Report every line in the records below that holds the word "this".

AVAILABLE RECORDS:
+ + +

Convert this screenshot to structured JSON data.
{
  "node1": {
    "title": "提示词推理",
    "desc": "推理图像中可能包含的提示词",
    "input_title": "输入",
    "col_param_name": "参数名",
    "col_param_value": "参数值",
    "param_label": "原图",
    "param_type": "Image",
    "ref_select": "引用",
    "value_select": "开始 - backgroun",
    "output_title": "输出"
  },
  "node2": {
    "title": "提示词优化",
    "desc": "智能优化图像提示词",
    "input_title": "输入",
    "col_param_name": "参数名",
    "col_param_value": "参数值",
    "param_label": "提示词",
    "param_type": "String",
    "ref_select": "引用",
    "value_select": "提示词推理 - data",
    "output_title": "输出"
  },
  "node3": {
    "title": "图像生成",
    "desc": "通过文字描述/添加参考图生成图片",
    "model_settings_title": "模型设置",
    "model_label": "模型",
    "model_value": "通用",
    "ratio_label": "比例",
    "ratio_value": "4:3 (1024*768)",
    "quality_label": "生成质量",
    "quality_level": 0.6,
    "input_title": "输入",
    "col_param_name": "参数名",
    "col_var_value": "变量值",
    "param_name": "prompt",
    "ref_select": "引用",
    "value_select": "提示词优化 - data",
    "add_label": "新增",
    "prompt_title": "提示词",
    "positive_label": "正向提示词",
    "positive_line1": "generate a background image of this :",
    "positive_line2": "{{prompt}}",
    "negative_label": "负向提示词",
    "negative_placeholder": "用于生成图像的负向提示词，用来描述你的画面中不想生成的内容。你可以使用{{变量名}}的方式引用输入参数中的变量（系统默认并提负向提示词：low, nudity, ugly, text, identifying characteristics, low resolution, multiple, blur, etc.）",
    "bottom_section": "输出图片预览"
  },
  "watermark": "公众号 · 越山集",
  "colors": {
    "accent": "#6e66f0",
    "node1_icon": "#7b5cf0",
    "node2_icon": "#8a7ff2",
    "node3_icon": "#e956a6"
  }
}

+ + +

RESULT OF THE EXERCISE:
Convert this screenshot to structured JSON data.
    "positive_line1": "generate a background image of this :",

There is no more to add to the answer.